Surely, this was not through government
Modi’in So many zeros
Sir, – Wow! A
300,000-person protest! That’s a lot (“Protest draws 300,000 in largest show of
force yet, August 7). And in Jerusalem 30,000! I suppose that’s a lot,
And what does Bibi do? He’s appointing a group of his friends to
“check out” the protest, as if there’s a doubt! Surely, if 300,000 people turn
out to protest, this must be something very, very important.
Prime Minister, this is real. As real as it gets. No need for experts, just do
Give people the sense you really care! LEONARD ZURAKOV
Sir, – Writing as a resident of the periphery and as a

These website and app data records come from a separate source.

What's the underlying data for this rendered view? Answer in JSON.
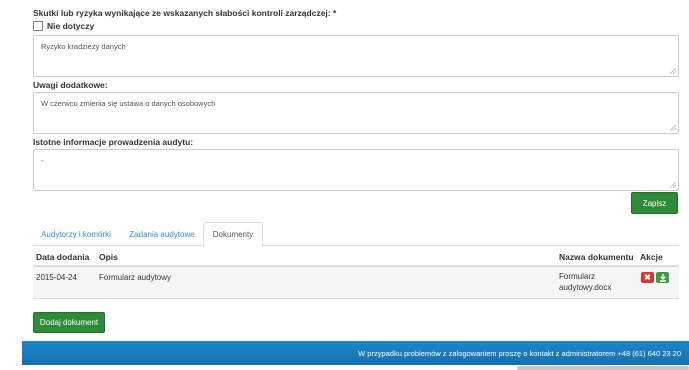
{
  "form": {
    "risk_label": "Skutki lub ryzyka wynikające ze wskazanych słabości kontroli zarządczej: *",
    "not_applicable_label": "Nie dotyczy",
    "risk_value": "Ryzyko kradzieży danych",
    "notes_label": "Uwagi dodatkowe:",
    "notes_value": "W czerwcu zmienia się ustawa o danych osobowych",
    "audit_info_label": "Istotne informacje prowadzenia audytu:",
    "audit_info_value": "-",
    "save_label": "Zapisz"
  },
  "tabs": [
    {
      "label": "Audytorzy i komórki",
      "active": false
    },
    {
      "label": "Zadania audytowe",
      "active": false
    },
    {
      "label": "Dokumenty",
      "active": true
    }
  ],
  "documents": {
    "headers": {
      "date": "Data dodania",
      "description": "Opis",
      "name": "Nazwa dokumentu",
      "actions": "Akcje"
    },
    "rows": [
      {
        "date": "2015-04-24",
        "description": "Formularz audytowy",
        "name_line1": "Formularz",
        "name_line2": "audytowy.docx"
      }
    ],
    "add_label": "Dodaj dokument"
  },
  "footer": {
    "text": "W przypadku problemów z zalogowaniem proszę o kontakt z administratorem +48 (61) 640 23 20"
  },
  "colors": {
    "primary_green": "#2f8a3a",
    "danger_red": "#d9362f",
    "footer_blue": "#1f86c8",
    "tab_link": "#3a8fc7"
  }
}
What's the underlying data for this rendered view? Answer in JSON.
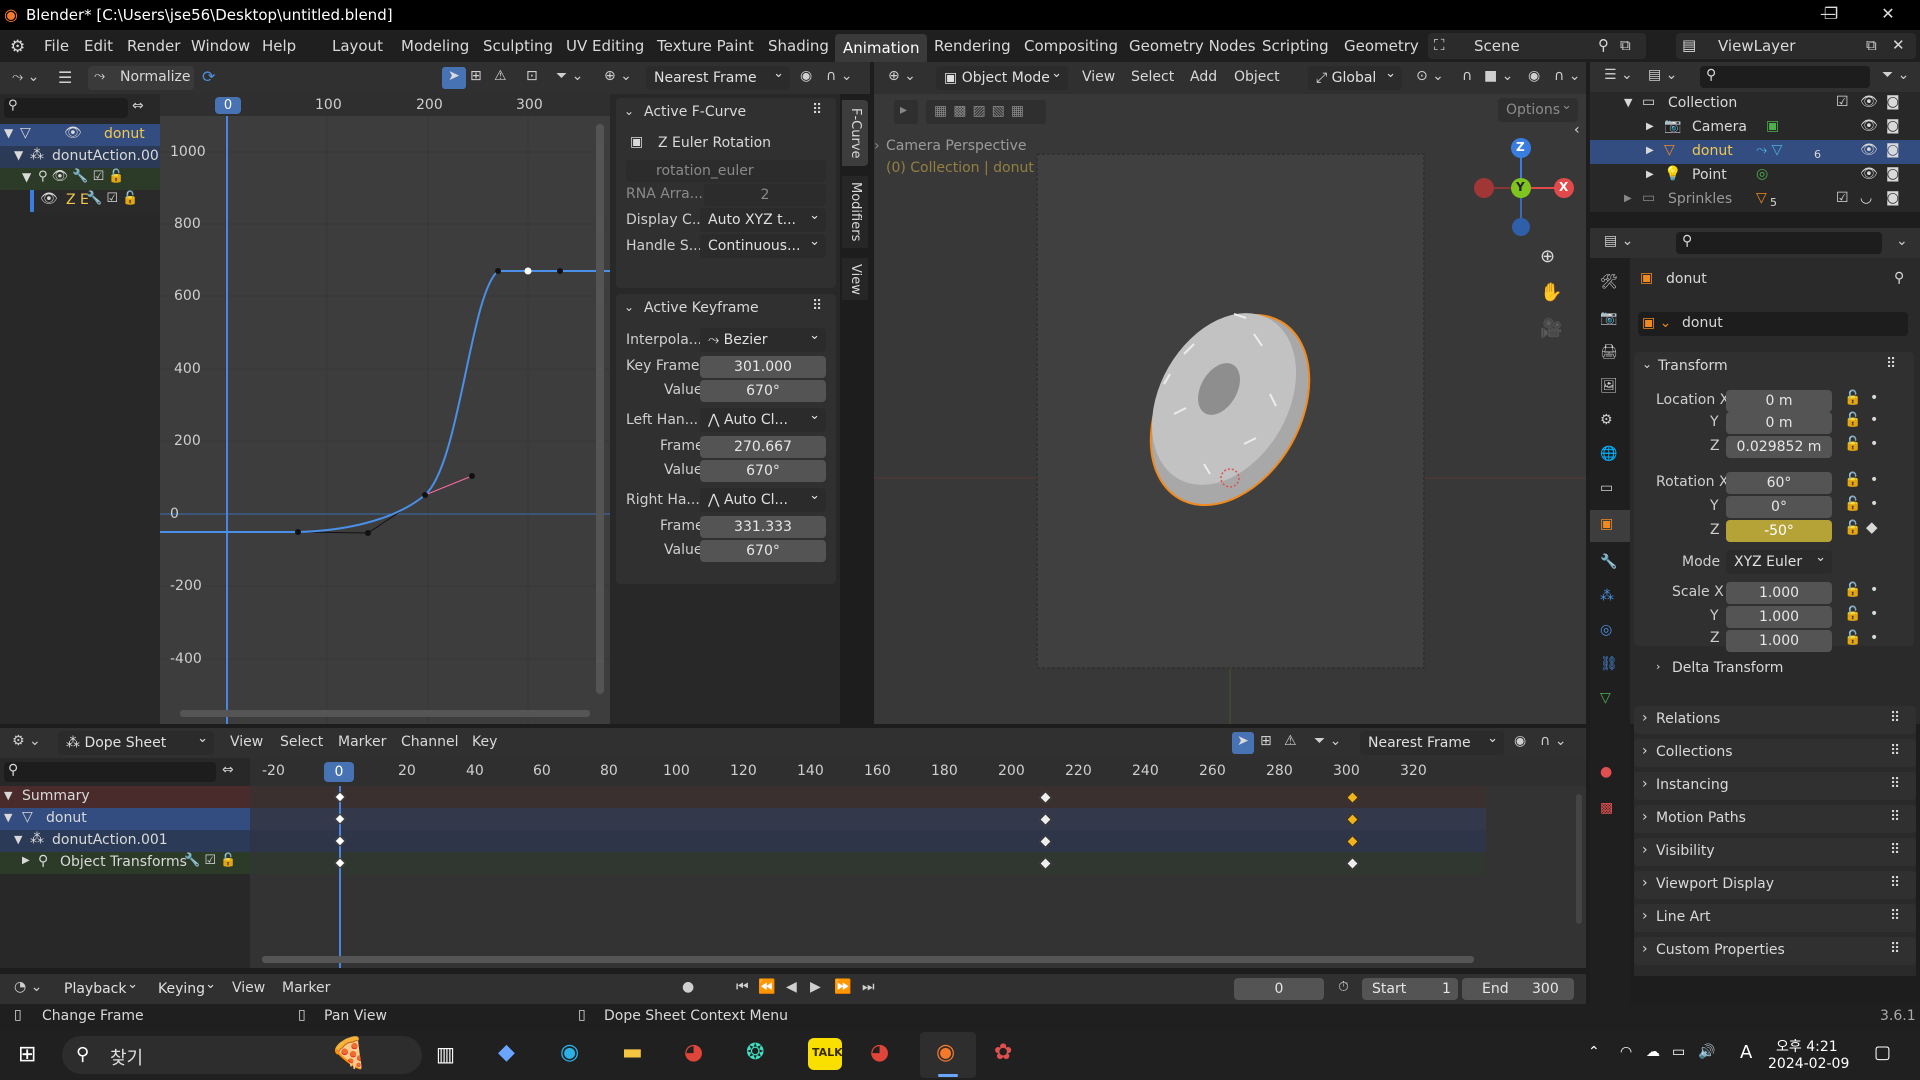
{
  "titlebar": {
    "title": "Blender* [C:\\Users\\jse56\\Desktop\\untitled.blend]",
    "min": "—",
    "max": "❐",
    "close": "✕"
  },
  "menu": [
    "File",
    "Edit",
    "Render",
    "Window",
    "Help"
  ],
  "workspaces": [
    "Layout",
    "Modeling",
    "Sculpting",
    "UV Editing",
    "Texture Paint",
    "Shading",
    "Animation",
    "Rendering",
    "Compositing",
    "Geometry Nodes",
    "Scripting",
    "Geometry"
  ],
  "scene": {
    "label": "Scene",
    "viewlayer": "ViewLayer"
  },
  "graph": {
    "normalize": "Normalize",
    "snap": "Nearest Frame",
    "current_frame": "0",
    "xticks": [
      "0",
      "100",
      "200",
      "300"
    ],
    "yticks": [
      "1000",
      "800",
      "600",
      "400",
      "200",
      "0",
      "-200",
      "-400"
    ],
    "channels": [
      "donut",
      "donutAction.001",
      "",
      "Z E"
    ]
  },
  "fcurve_panel": {
    "tabs": [
      "F-Curve",
      "Modifiers",
      "View"
    ],
    "active_fcurve": "Active F-Curve",
    "name": "Z Euler Rotation",
    "path": "rotation_euler",
    "rna_label": "RNA Arra...",
    "rna_value": "2",
    "display_label": "Display C...",
    "display_value": "Auto XYZ t...",
    "handle_label": "Handle S...",
    "handle_value": "Continuous...",
    "active_keyframe": "Active Keyframe",
    "interp_label": "Interpola...",
    "interp_value": "Bezier",
    "keyframe_label": "Key Frame",
    "keyframe_value": "301.000",
    "value_label": "Value",
    "value_value": "670°",
    "lefthan_label": "Left Han...",
    "lefthan_value": "Auto Cl...",
    "lframe_label": "Frame",
    "lframe_value": "270.667",
    "lvalue_label": "Value",
    "lvalue_value": "670°",
    "righthan_label": "Right Ha...",
    "righthan_value": "Auto Cl...",
    "rframe_label": "Frame",
    "rframe_value": "331.333",
    "rvalue_label": "Value",
    "rvalue_value": "670°"
  },
  "viewport": {
    "mode": "Object Mode",
    "menus": [
      "View",
      "Select",
      "Add",
      "Object"
    ],
    "orientation": "Global",
    "options": "Options",
    "persp": "Camera Perspective",
    "context": "(0) Collection | donut"
  },
  "outliner": {
    "items": [
      {
        "label": "Collection"
      },
      {
        "label": "Camera"
      },
      {
        "label": "donut"
      },
      {
        "label": "Point"
      },
      {
        "label": "Sprinkles"
      }
    ],
    "badge_donut": "6",
    "badge_sprinkles": "5"
  },
  "properties": {
    "object_name": "donut",
    "data_name": "donut",
    "transform": "Transform",
    "locx_label": "Location X",
    "locx": "0 m",
    "locy_label": "Y",
    "locy": "0 m",
    "locz_label": "Z",
    "locz": "0.029852 m",
    "rotx_label": "Rotation X",
    "rotx": "60°",
    "roty_label": "Y",
    "roty": "0°",
    "rotz_label": "Z",
    "rotz": "-50°",
    "mode_label": "Mode",
    "mode": "XYZ Euler",
    "scalex_label": "Scale X",
    "scalex": "1.000",
    "scaley_label": "Y",
    "scaley": "1.000",
    "scalez_label": "Z",
    "scalez": "1.000",
    "delta": "Delta Transform",
    "sections": [
      "Relations",
      "Collections",
      "Instancing",
      "Motion Paths",
      "Visibility",
      "Viewport Display",
      "Line Art",
      "Custom Properties"
    ]
  },
  "dopesheet": {
    "editor": "Dope Sheet",
    "menus": [
      "View",
      "Select",
      "Marker",
      "Channel",
      "Key"
    ],
    "snap": "Nearest Frame",
    "current_frame": "0",
    "ticks": [
      "-20",
      "20",
      "40",
      "60",
      "80",
      "100",
      "120",
      "140",
      "160",
      "180",
      "200",
      "220",
      "240",
      "260",
      "280",
      "300",
      "320"
    ],
    "channels": [
      "Summary",
      "donut",
      "donutAction.001",
      "Object Transforms"
    ]
  },
  "timeline": {
    "playback": "Playback",
    "keying": "Keying",
    "view": "View",
    "marker": "Marker",
    "frame": "0",
    "start_label": "Start",
    "start": "1",
    "end_label": "End",
    "end": "300"
  },
  "statusbar": {
    "change_frame": "Change Frame",
    "pan_view": "Pan View",
    "context_menu": "Dope Sheet Context Menu",
    "version": "3.6.1"
  },
  "taskbar": {
    "search": "찾기",
    "time": "오후 4:21",
    "date": "2024-02-09",
    "ime": "A",
    "talk": "TALK"
  }
}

doctor whose strikes have been continuing for over 130 days, I believe I can
reflect some of the thoughts of my colleagues and community.

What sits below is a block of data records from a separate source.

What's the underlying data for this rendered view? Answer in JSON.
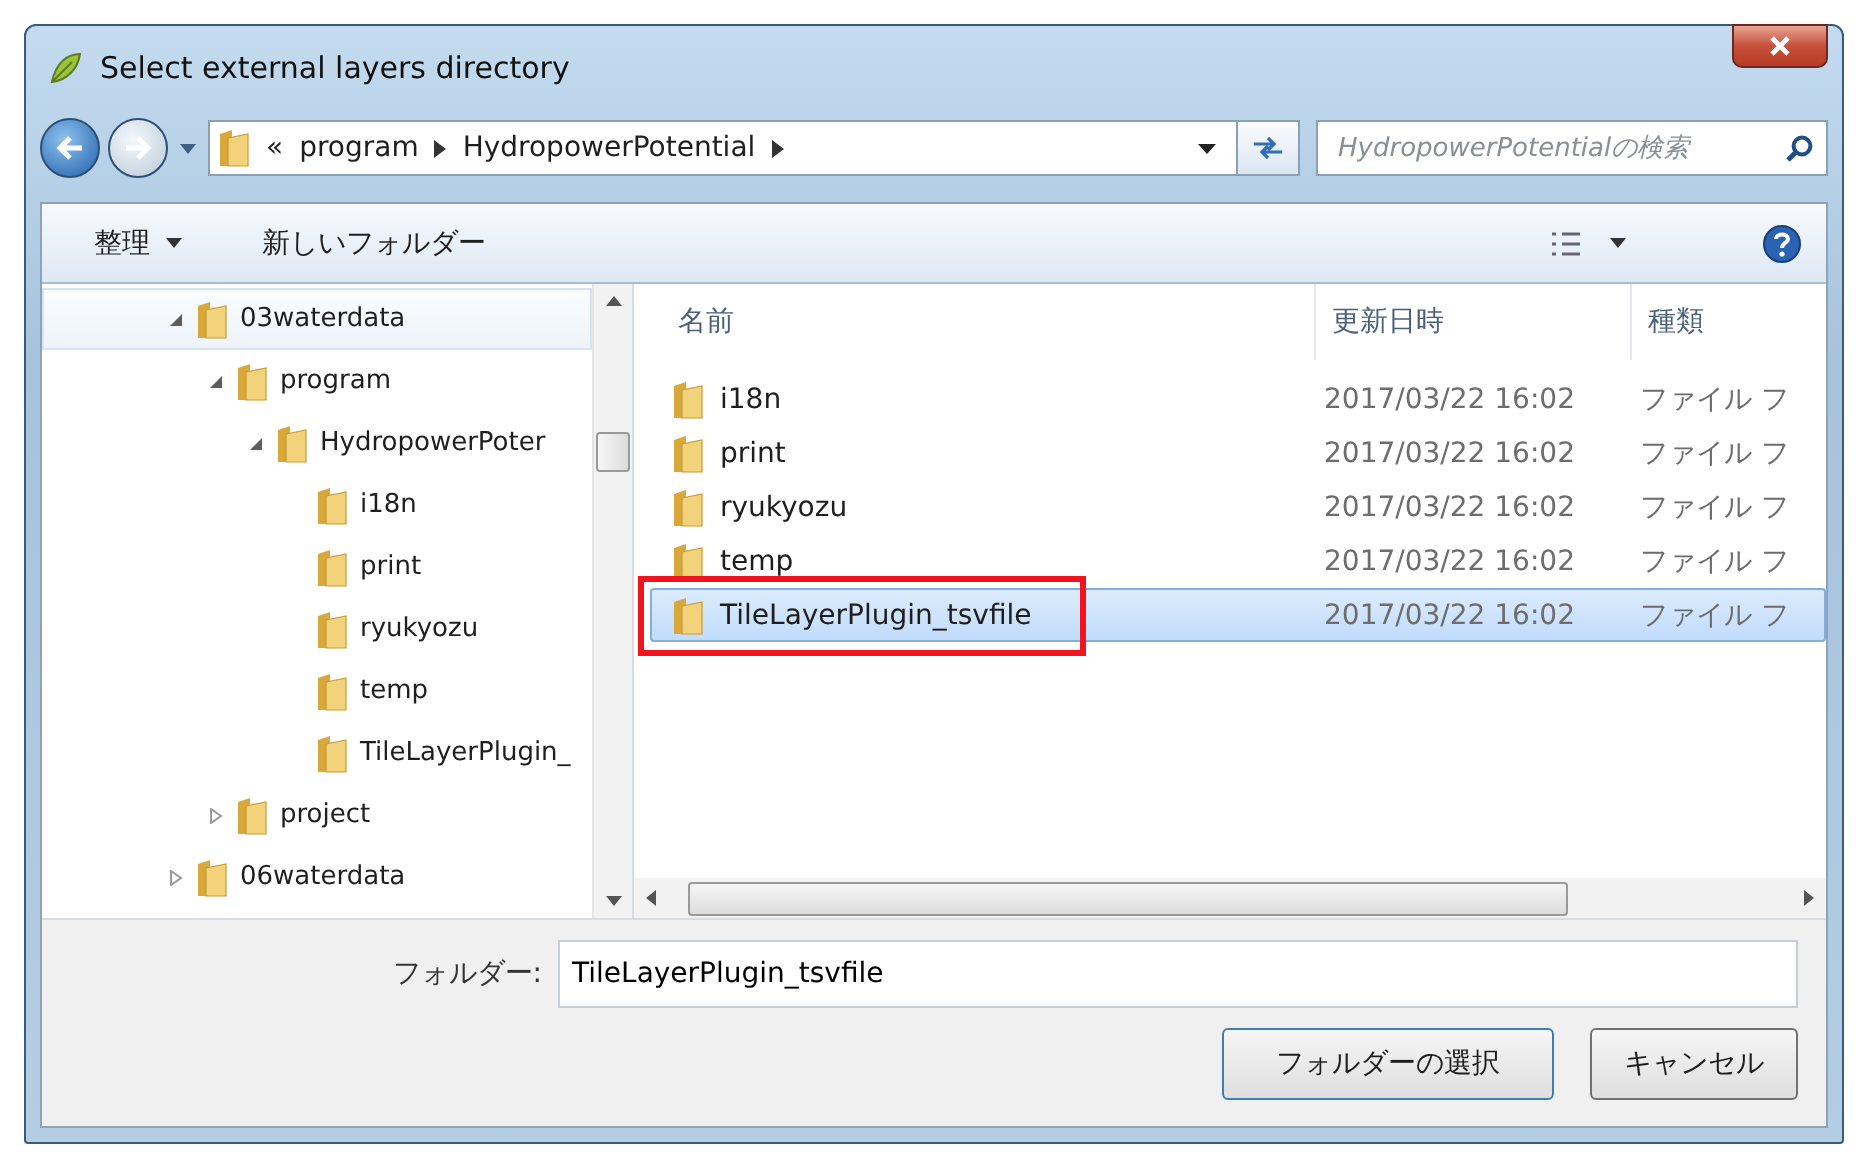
{
  "window": {
    "title": "Select external layers directory"
  },
  "address": {
    "overflow": "«",
    "crumbs": [
      "program",
      "HydropowerPotential"
    ]
  },
  "search": {
    "placeholder": "HydropowerPotentialの検索"
  },
  "toolbar": {
    "organize": "整理",
    "new_folder": "新しいフォルダー"
  },
  "tree": [
    {
      "label": "03waterdata",
      "expanded": true,
      "selected": true,
      "children": [
        {
          "label": "program",
          "expanded": true,
          "selected": false,
          "children": [
            {
              "label": "HydropowerPoter",
              "expanded": true,
              "selected": false,
              "children": [
                {
                  "label": "i18n",
                  "selected": false
                },
                {
                  "label": "print",
                  "selected": false
                },
                {
                  "label": "ryukyozu",
                  "selected": false
                },
                {
                  "label": "temp",
                  "selected": false
                },
                {
                  "label": "TileLayerPlugin_",
                  "selected": false
                }
              ]
            }
          ]
        },
        {
          "label": "project",
          "expanded": false,
          "selected": false
        }
      ]
    },
    {
      "label": "06waterdata",
      "expanded": false,
      "selected": false
    }
  ],
  "table": {
    "columns": [
      "名前",
      "更新日時",
      "種類"
    ],
    "rows": [
      {
        "name": "i18n",
        "date": "2017/03/22 16:02",
        "type": "ファイル フ",
        "selected": false
      },
      {
        "name": "print",
        "date": "2017/03/22 16:02",
        "type": "ファイル フ",
        "selected": false
      },
      {
        "name": "ryukyozu",
        "date": "2017/03/22 16:02",
        "type": "ファイル フ",
        "selected": false
      },
      {
        "name": "temp",
        "date": "2017/03/22 16:02",
        "type": "ファイル フ",
        "selected": false
      },
      {
        "name": "TileLayerPlugin_tsvfile",
        "date": "2017/03/22 16:02",
        "type": "ファイル フ",
        "selected": true
      }
    ]
  },
  "folder_field": {
    "label": "フォルダー:",
    "value": "TileLayerPlugin_tsvfile"
  },
  "buttons": [
    "フォルダーの選択",
    "キャンセル"
  ]
}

instinctive solidarity with the frustration given vent and voice – so
ineloquently – by the tent city people, who know what they dislike but struggle
to articulate it coherently and fail to provide any rational or realistic
analysis. Slogans are not solutions.
Likewise, journalists have so far
failed, in my opinion, to grasp the message of the hour. Endless discussions
about the free market, government involvement and brainless bureaucracy are akin
to the physician treating pneumonia with Acamol. These are mere
It is the root cause of our condition that must be sought and
addressed – and that is a dysfunctional state governed by an antiquated and
outmoded political process. This is the heart of the crisis.
movement, indeed the whole people, should arise as one with one demand: new
politics and a new political system.
Electoral reform and political
reform, these are the imperatives of our times. Nothing less will
Sir, – To offset the bias of the media
promoting the nebulous “social justice” agenda of the demonstrators, it would
have been helpful had you more prominently featured the August 5 column by
Martin Sherman (“Come to the carnival, comrade!,” Into the Fray) depicting the
attitudes of the other side, the thousands of Israelis who do not choose to take
to the streets.
Not the time
Sir, – It looks like the
majority of the people who are protesting in Tel Aviv and other Israeli cities
expect Israel to become a socially progressive country like Norway.
is, in principle, nothing wrong with that. The only problem is that Norway has
vast oil revenues and is not surrounded by incredibly hostile
The truth is that at this stage, Israel cannot afford guns and
Actually, and considering the circumstances,
Israelis are doing quite well from an economic point of view. Any social protest
should be deferred until the survival of the country is no longer at
Not totally broke
Sir, – I
find it amazing that people who don’t have money for housing seem to have money
for cigarettes! In “The hopeful homeless” (Editor’s Notes, August 5), we hear
about Oshrit Ben-David, 28, a mother of two who declares, “We are all
Then we are told about a “long drag” she takes on a her
cigarette as she scolds someone who interrupted her.
It seems to me that
it would behoove the press to begin looking into the backgrounds of these
protesters and find out who is truly in need of help and who simply does not
know or care how to prioritize the money at their disposal.
I am less
inclined to be sympathetic to those who have money to burn (literally) instead
of using it for more necessary things.